Before the development of guns, the role of this dog was just as important. Bids were netted rather than shot. But when guns became popular, the pointer was used and needed to point and retrieve the bird.
In a way, he is a type of Retriever dog. The Golden retriever was used in the same way.
Nowadays, when hunting, Pointer quarters in front of the hunter systematically with its head high scenting the air upwind. When they detect a hidden game, they halt suddenly with the nose pointing to the game. This way, the hunter can prepare to shoot.
They Eat a Lot
Here is one of the German pointer facts you might not know. This dog eats a lot. Because the GSP is a highly energetic dog, they burn hundreds of calories in a single play session.

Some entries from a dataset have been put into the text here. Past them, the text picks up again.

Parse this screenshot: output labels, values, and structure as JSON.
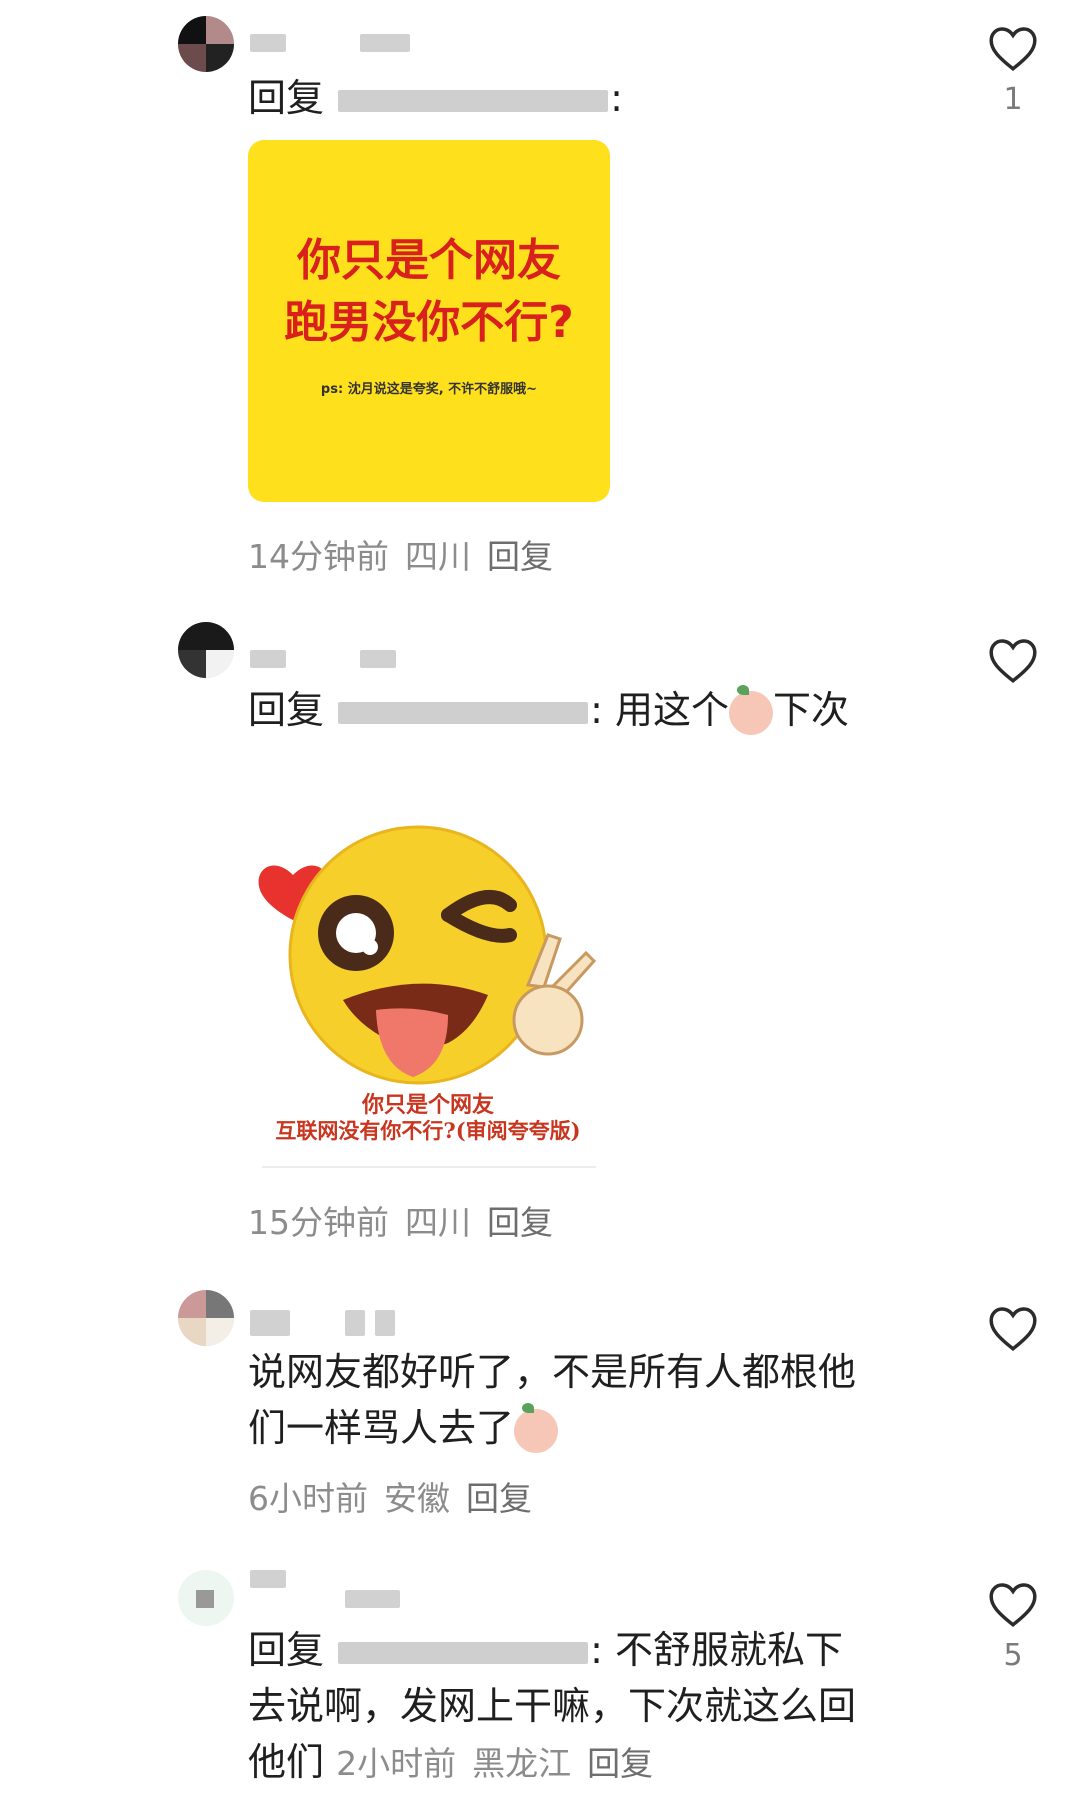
{
  "comments": [
    {
      "reply_prefix": "回复",
      "reply_tail": ":",
      "text": "",
      "image": {
        "line1": "你只是个网友",
        "line2": "跑男没你不行?",
        "ps": "ps: 沈月说这是夸奖, 不许不舒服哦~"
      },
      "time": "14分钟前",
      "region": "四川",
      "reply_label": "回复",
      "likes": "1"
    },
    {
      "reply_prefix": "回复",
      "reply_tail": ":",
      "text": "用这个",
      "text_after_emoji": "下次",
      "sticker": {
        "caption1": "你只是个网友",
        "caption2": "互联网没有你不行?(审阅夸夸版)"
      },
      "time": "15分钟前",
      "region": "四川",
      "reply_label": "回复",
      "likes": ""
    },
    {
      "text_line1": "说网友都好听了，不是所有人都根他",
      "text_line2": "们一样骂人去了",
      "time": "6小时前",
      "region": "安徽",
      "reply_label": "回复",
      "likes": ""
    },
    {
      "reply_prefix": "回复",
      "reply_tail": ":",
      "text_line1": "不舒服就私下",
      "text_line2": "去说啊，发网上干嘛，下次就这么回",
      "text_line3": "他们",
      "time": "2小时前",
      "region": "黑龙江",
      "reply_label": "回复",
      "likes": "5"
    }
  ],
  "icons": {
    "like": "heart-outline-icon"
  },
  "colors": {
    "card_yellow": "#ffe01c",
    "card_red": "#d8201c",
    "meta_grey": "#8c8c8c"
  }
}
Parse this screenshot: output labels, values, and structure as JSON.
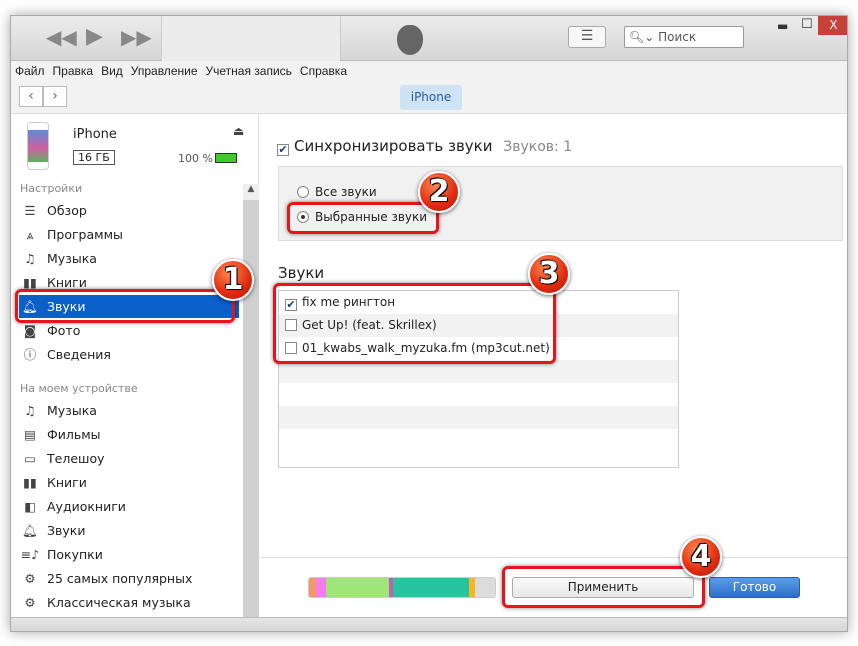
{
  "window": {
    "search_placeholder": "Поиск",
    "close": "X"
  },
  "menu": [
    "Файл",
    "Правка",
    "Вид",
    "Управление",
    "Учетная запись",
    "Справка"
  ],
  "nav": {
    "back": "‹",
    "forward": "›",
    "device_tab": "iPhone"
  },
  "device": {
    "name": "iPhone",
    "capacity": "16 ГБ",
    "battery": "100 %"
  },
  "sidebar": {
    "settings_header": "Настройки",
    "settings": [
      {
        "label": "Обзор",
        "icon": "list-icon"
      },
      {
        "label": "Программы",
        "icon": "apps-icon"
      },
      {
        "label": "Музыка",
        "icon": "music-note-icon"
      },
      {
        "label": "Книги",
        "icon": "book-icon"
      },
      {
        "label": "Звуки",
        "icon": "bell-icon",
        "selected": true
      },
      {
        "label": "Фото",
        "icon": "camera-icon"
      },
      {
        "label": "Сведения",
        "icon": "info-icon"
      }
    ],
    "device_header": "На моем устройстве",
    "device_items": [
      {
        "label": "Музыка",
        "icon": "music-note-icon"
      },
      {
        "label": "Фильмы",
        "icon": "film-icon"
      },
      {
        "label": "Телешоу",
        "icon": "tv-icon"
      },
      {
        "label": "Книги",
        "icon": "book-icon"
      },
      {
        "label": "Аудиокниги",
        "icon": "audiobook-icon"
      },
      {
        "label": "Звуки",
        "icon": "bell-icon"
      },
      {
        "label": "Покупки",
        "icon": "purchases-icon"
      },
      {
        "label": "25 самых популярных",
        "icon": "gear-icon"
      },
      {
        "label": "Классическая музыка",
        "icon": "gear-icon"
      }
    ]
  },
  "main": {
    "sync_label": "Синхронизировать звуки",
    "sync_checked": true,
    "count": "Звуков: 1",
    "all_sounds": "Все звуки",
    "selected_sounds": "Выбранные звуки",
    "list_title": "Звуки",
    "sounds": [
      {
        "label": "fix me рингтон",
        "checked": true
      },
      {
        "label": "Get Up! (feat. Skrillex)",
        "checked": false
      },
      {
        "label": "01_kwabs_walk_myzuka.fm (mp3cut.net)",
        "checked": false
      }
    ],
    "apply": "Применить",
    "done": "Готово"
  },
  "storage_bar": [
    {
      "color": "#f5956a",
      "pct": 4
    },
    {
      "color": "#f57cf0",
      "pct": 5
    },
    {
      "color": "#a0e57a",
      "pct": 34
    },
    {
      "color": "#c060b0",
      "pct": 2
    },
    {
      "color": "#28c4a0",
      "pct": 41
    },
    {
      "color": "#f5b820",
      "pct": 3
    },
    {
      "color": "#dcdcdc",
      "pct": 11
    }
  ],
  "callouts": [
    "1",
    "2",
    "3",
    "4"
  ]
}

Because of that, they require a lot of food. When they pass the adult ages and make it to the elder dog category, this puppy might not need as much dog food.

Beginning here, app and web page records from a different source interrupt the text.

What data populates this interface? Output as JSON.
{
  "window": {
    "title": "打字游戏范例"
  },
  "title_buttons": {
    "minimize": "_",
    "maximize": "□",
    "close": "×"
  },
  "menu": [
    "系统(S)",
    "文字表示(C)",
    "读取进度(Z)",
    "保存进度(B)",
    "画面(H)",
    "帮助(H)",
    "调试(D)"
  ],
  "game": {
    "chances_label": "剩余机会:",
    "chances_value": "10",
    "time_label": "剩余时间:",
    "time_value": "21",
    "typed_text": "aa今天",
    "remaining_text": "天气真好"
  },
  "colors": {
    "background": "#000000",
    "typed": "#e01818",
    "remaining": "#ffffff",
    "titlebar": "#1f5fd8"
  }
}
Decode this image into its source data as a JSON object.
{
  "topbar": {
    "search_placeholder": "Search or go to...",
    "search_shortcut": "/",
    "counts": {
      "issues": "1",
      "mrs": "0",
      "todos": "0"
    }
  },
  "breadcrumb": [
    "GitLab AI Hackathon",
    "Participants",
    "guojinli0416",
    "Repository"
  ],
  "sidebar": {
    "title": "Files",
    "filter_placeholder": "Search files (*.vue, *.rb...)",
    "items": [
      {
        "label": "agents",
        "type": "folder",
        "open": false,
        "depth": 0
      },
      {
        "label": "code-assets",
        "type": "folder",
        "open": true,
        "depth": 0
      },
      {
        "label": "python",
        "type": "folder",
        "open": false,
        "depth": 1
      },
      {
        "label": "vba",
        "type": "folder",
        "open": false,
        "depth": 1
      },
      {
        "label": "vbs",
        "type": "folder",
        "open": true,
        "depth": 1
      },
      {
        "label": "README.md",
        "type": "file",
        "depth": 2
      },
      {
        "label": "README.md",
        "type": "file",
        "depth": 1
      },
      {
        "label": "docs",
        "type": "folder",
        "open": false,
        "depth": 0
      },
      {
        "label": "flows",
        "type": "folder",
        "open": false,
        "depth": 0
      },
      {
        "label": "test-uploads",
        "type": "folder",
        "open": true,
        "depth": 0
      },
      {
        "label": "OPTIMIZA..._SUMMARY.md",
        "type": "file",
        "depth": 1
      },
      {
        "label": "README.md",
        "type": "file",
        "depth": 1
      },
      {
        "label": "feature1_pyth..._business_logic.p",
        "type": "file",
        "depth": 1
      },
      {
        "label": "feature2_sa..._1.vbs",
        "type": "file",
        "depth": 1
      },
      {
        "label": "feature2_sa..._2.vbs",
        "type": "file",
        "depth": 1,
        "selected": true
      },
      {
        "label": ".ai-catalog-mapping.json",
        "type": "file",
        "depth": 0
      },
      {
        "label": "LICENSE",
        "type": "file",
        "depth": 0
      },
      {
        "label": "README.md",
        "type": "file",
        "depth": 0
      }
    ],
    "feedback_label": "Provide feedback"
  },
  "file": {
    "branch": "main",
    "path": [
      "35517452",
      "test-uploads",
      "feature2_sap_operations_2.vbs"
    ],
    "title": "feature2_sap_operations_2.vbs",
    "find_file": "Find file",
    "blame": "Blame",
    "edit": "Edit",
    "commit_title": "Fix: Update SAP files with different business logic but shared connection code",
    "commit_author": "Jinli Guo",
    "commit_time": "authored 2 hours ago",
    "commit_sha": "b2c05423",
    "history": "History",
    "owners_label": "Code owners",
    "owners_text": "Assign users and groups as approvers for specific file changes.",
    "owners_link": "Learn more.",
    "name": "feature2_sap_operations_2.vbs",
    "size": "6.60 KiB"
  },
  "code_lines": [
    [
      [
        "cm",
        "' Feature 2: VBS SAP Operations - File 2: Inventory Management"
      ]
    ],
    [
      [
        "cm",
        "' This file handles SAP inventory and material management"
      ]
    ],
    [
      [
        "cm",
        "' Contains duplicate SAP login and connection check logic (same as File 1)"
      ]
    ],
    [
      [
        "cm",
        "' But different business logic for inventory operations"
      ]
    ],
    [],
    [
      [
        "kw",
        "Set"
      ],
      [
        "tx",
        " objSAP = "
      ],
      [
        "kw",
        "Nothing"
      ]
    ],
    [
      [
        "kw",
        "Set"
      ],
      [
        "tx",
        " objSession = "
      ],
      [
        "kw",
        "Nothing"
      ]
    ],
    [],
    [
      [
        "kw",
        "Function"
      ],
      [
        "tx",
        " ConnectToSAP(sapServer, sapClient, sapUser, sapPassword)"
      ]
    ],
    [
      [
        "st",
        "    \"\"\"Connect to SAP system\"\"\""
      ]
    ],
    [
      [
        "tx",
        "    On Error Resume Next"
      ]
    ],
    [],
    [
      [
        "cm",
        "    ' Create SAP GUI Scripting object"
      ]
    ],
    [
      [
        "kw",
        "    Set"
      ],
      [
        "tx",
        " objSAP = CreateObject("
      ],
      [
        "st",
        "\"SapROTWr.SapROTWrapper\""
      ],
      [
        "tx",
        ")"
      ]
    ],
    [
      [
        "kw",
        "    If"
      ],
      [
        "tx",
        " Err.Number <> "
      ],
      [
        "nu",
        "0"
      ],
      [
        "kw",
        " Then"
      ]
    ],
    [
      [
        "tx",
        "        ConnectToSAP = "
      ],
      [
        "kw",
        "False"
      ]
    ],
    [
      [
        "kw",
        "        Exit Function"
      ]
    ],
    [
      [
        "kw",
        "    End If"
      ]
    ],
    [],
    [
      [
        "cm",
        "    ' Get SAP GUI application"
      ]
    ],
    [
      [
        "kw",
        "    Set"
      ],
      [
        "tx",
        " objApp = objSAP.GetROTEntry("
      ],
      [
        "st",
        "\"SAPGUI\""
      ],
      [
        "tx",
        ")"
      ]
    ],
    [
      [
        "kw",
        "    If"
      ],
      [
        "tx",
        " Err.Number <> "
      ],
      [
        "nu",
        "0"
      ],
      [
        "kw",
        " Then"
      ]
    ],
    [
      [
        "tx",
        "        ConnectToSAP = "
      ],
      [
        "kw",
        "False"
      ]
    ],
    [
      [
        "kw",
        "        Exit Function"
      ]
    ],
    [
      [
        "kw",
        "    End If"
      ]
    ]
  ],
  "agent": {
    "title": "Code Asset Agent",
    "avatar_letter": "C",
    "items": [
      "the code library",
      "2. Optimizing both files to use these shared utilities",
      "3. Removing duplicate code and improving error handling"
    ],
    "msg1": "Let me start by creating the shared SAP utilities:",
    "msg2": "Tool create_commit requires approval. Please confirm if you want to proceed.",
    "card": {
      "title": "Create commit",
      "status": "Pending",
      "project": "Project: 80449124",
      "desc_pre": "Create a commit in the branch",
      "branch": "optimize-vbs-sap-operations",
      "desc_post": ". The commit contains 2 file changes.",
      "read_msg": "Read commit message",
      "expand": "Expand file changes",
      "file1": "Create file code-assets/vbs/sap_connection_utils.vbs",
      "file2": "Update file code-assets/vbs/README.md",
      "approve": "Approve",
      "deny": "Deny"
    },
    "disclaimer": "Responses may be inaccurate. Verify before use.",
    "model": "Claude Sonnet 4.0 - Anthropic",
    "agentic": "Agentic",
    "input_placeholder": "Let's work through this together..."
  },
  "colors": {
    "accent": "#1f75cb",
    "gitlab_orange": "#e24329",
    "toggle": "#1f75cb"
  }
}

Friendly and Affectionate puppy
If you want a friendly and affectionate puppy, you can never go wrong with a German shorthaired pointer puppy. The dog breed has a high friendliness rating and loves families.
And they are child friendly. You can sure have it as a family dog.

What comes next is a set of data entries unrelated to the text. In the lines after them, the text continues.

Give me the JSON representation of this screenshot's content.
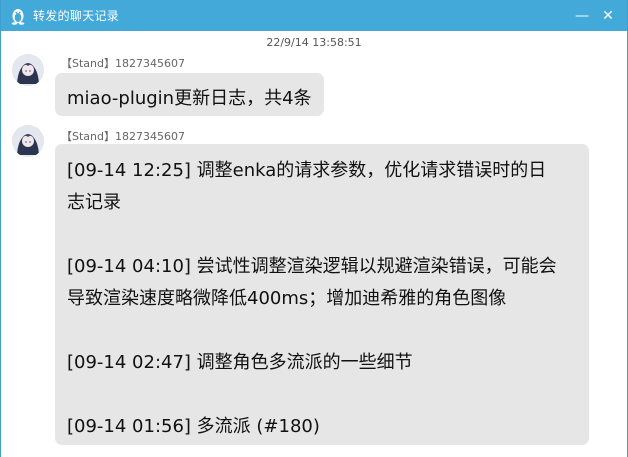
{
  "window": {
    "title": "转发的聊天记录",
    "min_label": "—",
    "close_label": "✕"
  },
  "timestamp": "22/9/14 13:58:51",
  "messages": [
    {
      "sender": "【Stand】1827345607",
      "text": "miao-plugin更新日志，共4条"
    },
    {
      "sender": "【Stand】1827345607",
      "lines": [
        "[09-14 12:25]  调整enka的请求参数，优化请求错误时的日",
        "志记录",
        "[09-14 04:10]  尝试性调整渲染逻辑以规避渲染错误，可能会",
        "导致渲染速度略微降低400ms；增加迪希雅的角色图像",
        "[09-14 02:47]  调整角色多流派的一些细节",
        "[09-14 01:56]  多流派 (#180)"
      ]
    }
  ],
  "colors": {
    "titlebar": "#42a9d8",
    "bubble": "#e6e6e6"
  }
}
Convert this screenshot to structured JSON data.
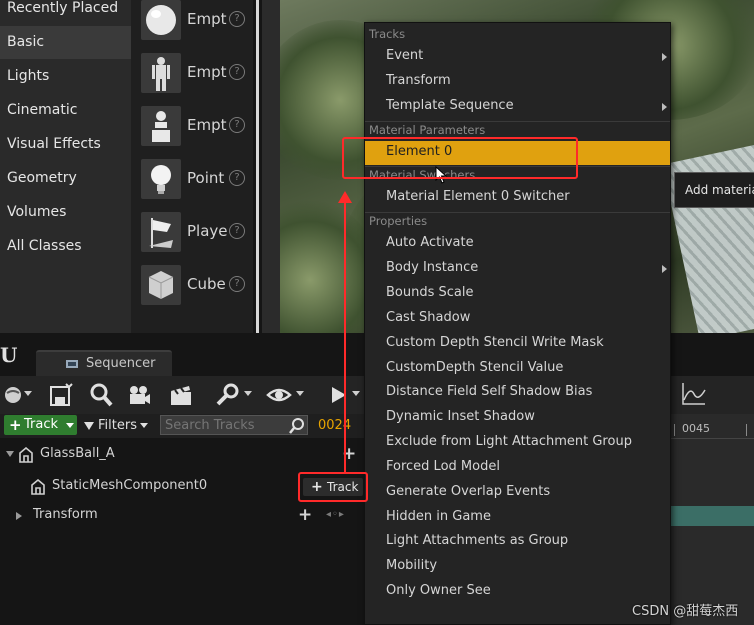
{
  "place_actors": {
    "categories": [
      "Recently Placed",
      "Basic",
      "Lights",
      "Cinematic",
      "Visual Effects",
      "Geometry",
      "Volumes",
      "All Classes"
    ],
    "active_category": "Basic",
    "actors": [
      {
        "label": "Empt",
        "icon": "sphere-icon"
      },
      {
        "label": "Empt",
        "icon": "mannequin-icon"
      },
      {
        "label": "Empt",
        "icon": "pawn-icon"
      },
      {
        "label": "Point",
        "icon": "lightbulb-icon"
      },
      {
        "label": "Playe",
        "icon": "flag-icon"
      },
      {
        "label": "Cube",
        "icon": "cube-icon"
      }
    ]
  },
  "sequencer": {
    "tab_label": "Sequencer",
    "track_button": "Track",
    "filters_label": "Filters",
    "search_placeholder": "Search Tracks",
    "current_frame": "0024",
    "timeline_frame": "0045",
    "tree": {
      "actor": "GlassBall_A",
      "component": "StaticMeshComponent0",
      "transform": "Transform",
      "component_track_button": "Track"
    }
  },
  "context_menu": {
    "sections": [
      {
        "header": "Tracks",
        "items": [
          {
            "label": "Event",
            "submenu": true
          },
          {
            "label": "Transform",
            "submenu": false
          },
          {
            "label": "Template Sequence",
            "submenu": true
          }
        ]
      },
      {
        "header": "Material Parameters",
        "items": [
          {
            "label": "Element 0",
            "submenu": false,
            "highlighted": true
          }
        ]
      },
      {
        "header": "Material Switchers",
        "items": [
          {
            "label": "Material Element 0 Switcher",
            "submenu": false
          }
        ]
      },
      {
        "header": "Properties",
        "items": [
          {
            "label": "Auto Activate",
            "submenu": false
          },
          {
            "label": "Body Instance",
            "submenu": true
          },
          {
            "label": "Bounds Scale",
            "submenu": false
          },
          {
            "label": "Cast Shadow",
            "submenu": false
          },
          {
            "label": "Custom Depth Stencil Write Mask",
            "submenu": false
          },
          {
            "label": "CustomDepth Stencil Value",
            "submenu": false
          },
          {
            "label": "Distance Field Self Shadow Bias",
            "submenu": false
          },
          {
            "label": "Dynamic Inset Shadow",
            "submenu": false
          },
          {
            "label": "Exclude from Light Attachment Group",
            "submenu": false
          },
          {
            "label": "Forced Lod Model",
            "submenu": false
          },
          {
            "label": "Generate Overlap Events",
            "submenu": false
          },
          {
            "label": "Hidden in Game",
            "submenu": false
          },
          {
            "label": "Light Attachments as Group",
            "submenu": false
          },
          {
            "label": "Mobility",
            "submenu": false
          },
          {
            "label": "Only Owner See",
            "submenu": false
          }
        ]
      }
    ]
  },
  "tooltip": "Add material",
  "watermark": "CSDN @甜莓杰西",
  "colors": {
    "highlight": "#e0a10f",
    "annotation": "#ff2a2a",
    "track_button": "#2f7d2f",
    "frame_number": "#e8a400"
  }
}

They are not apartment dogs
While the German pointer puppy will thrive with families, they are not as good as an apartment dog. They need much more room to enjoy themselves during the day.
And their size is not suitable for apartment living. They can weigh up to 70 pounds.
Let’s look at the breed standard and breed information now.
The purebred standard of German shorthaired pointer dog features shades of white and liver. The liver is a deep shade of brown that some call chocolate brown. Most puppies have a speckled or spotted appearance as well. You can find a dark white or tan coat with spots of the liver. Some dogs have more spots than others.
They do not need a lot of grooming
Speaking about their coat, you should not worry about maintenance and grooming much. These dogs have a short coat and do not shed as much as others do. Their coat is soft to touch. Regular brushing is all you need for the GSP puppy. For brushing, you can use a metal comb or one with stiff bristles.
They do not need washing as much as other dogs. You can bathe your dog only when they spend a lot of time playing in the mud. Frequent baths might contribute to skin allergy. And this dog breed is prone to skin allergies. So, we suggest bathing with dry shampoo for dogs.
They love to be in the middle of the action
Here are more German pointer facts for you. This puppy is happiest when he is in the middle of the action. They want to be where their family is. When outside, they are alert in the field. This is why they make a great watchdog.
The GSP is great with children and other pets. But if you do not have time to keep them around you, do not get one. Otherwise, they might suffer from separation anxiety.
Great at obedience training
The GSP has a willingness to learn. Combine that with its natural athleticism, and you have a dog that is easy to train. Proper obedience training is a must to keep the Pointer out of trouble.
And because this puppy is a versatile hunting dog, you can play a lot of nose games. Incorporate nose games into your training, and you will have a happy puppy.
Be ready for health problems
We all love our puppies and wish them the best. But we have to stress that some dogs are more susceptible to health issues than others.
When it comes to the GSP, it is a relatively healthy hunting breed. But there are some health conditions that present a higher risk.
One of the most common diseases is the Von Willebrand Disease, a type of bleeding disorder that prevents platelets from binding when an injury occurs. Both male and female dogs can develop this condition. You can notice dark bruises on the skin as one of the first symptoms.
Another medical condition to pay attention to is gastric torsion. It causes the digestive system to twist, preventing food and water from moving through the bowel and out the anus.
Last, but not least, canine hip dysplasia is a common condition among retriever breeds. And the German shorthaired pointer is not an exception. Make sure to get your puppy from a reputable breeder and schedule regular veterinarian visits to prevent any health issue.